4. Learn about mental health resources

Navigating the mental health system can be intimidating. Fortunately, there two fantastic services aimed at educating and supporting individuals and families in BC:

Here to Help – www.heretohelp.bc.ca

This online resource centre provides information on a variety of mental health challenges including depression, anxiety, substance abuse and addiction, schizophrenia and psychosis, and eating disorders. The site also offers self-help tools, a screening self-test, personal stories, links to crisis lines, and information on where to find mental health support for yourself or a family member, as well as support via e-mail, Twitter, and online discussion forums.

Kelty Mental Health Resource Centre – www.keltymentalhealth.ca.

The Kelty Centre supports children and youth, parents, and school and health professionals working with children. The centre is located at BC Children’s Hospital, but can be accessed by phone or online.
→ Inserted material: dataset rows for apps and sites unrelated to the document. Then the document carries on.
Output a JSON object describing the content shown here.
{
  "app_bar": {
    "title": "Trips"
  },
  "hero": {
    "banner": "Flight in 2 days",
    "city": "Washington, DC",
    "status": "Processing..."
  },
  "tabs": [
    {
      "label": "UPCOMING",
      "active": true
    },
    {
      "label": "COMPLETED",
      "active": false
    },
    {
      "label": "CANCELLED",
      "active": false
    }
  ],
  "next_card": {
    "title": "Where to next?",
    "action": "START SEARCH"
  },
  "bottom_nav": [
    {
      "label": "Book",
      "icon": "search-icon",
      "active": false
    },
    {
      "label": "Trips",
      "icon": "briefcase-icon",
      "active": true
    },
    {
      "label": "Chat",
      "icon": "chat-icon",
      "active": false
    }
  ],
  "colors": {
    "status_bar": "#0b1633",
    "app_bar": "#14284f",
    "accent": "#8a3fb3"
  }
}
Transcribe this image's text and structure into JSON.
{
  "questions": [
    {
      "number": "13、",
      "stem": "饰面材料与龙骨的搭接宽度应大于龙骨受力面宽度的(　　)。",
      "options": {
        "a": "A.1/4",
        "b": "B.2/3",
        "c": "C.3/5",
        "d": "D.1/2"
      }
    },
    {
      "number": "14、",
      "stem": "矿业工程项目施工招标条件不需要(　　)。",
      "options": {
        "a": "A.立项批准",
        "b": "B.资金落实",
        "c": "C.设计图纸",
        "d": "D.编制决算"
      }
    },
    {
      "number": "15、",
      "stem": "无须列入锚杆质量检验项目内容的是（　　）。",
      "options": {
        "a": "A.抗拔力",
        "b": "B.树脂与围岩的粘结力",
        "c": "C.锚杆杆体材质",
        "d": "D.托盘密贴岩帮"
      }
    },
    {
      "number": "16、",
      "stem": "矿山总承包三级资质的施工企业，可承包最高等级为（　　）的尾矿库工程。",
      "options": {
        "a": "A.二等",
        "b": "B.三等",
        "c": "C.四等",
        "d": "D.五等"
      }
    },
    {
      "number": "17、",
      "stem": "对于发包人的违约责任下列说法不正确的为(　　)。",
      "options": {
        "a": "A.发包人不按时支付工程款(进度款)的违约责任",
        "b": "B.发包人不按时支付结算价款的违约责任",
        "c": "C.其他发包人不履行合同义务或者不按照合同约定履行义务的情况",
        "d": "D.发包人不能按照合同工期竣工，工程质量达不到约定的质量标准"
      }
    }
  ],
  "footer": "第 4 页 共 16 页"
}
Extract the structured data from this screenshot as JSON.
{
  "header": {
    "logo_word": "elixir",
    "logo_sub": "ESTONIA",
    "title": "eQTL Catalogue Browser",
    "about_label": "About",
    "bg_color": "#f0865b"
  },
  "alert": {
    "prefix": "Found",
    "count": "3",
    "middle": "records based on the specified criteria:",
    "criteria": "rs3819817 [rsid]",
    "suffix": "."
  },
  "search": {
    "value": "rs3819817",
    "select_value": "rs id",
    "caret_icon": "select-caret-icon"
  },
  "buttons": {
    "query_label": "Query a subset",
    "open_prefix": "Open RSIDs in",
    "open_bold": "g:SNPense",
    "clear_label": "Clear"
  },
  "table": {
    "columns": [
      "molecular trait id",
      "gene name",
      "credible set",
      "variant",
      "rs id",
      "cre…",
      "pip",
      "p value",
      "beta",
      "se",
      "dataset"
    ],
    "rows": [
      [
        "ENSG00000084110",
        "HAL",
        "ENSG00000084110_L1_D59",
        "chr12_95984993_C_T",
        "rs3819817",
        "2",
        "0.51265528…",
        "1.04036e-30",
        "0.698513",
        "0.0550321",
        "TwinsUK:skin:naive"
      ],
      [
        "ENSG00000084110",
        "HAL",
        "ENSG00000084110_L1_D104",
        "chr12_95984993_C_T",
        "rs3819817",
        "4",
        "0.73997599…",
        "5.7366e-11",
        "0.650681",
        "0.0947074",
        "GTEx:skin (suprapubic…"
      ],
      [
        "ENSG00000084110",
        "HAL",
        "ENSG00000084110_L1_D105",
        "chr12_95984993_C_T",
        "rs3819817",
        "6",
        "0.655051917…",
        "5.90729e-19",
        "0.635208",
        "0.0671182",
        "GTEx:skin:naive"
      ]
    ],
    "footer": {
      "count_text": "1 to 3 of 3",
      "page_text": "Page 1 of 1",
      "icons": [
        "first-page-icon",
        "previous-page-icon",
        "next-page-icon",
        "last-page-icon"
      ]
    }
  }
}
The Kelty website contains a wealth of information on anxiety, mood disorders, eating disorders, and substance use, as well as a comprehensive guide to medications commonly prescribed to children and youth. If your child is struggling with a mental health challenge, you can speak with a Parent-in-Residence, a person who has vast experience with the mental health system. In addition, the centre runs the Pinwheel Education Series, a monthly lunch-hour session on a mental health topic.

Raising children truly does take a village, and it helps to know that there are caring people out there. If your family is facing a mental health challenge, I strongly encourage you to connect with loved ones, helping professionals, and mental health services. Creating a mental health plan is a great first step in building up your family’s resources!

In an emergency situation, please contact 911 or the Crisis Line at 310-6789.

Calm Kids Counselling offers workshops on creating mental health support plans. If you would like to create a plan for your family, join us for our next workshop on Saturday, October 7th, at 2:00pm. For more details, visit www.calmkids.ca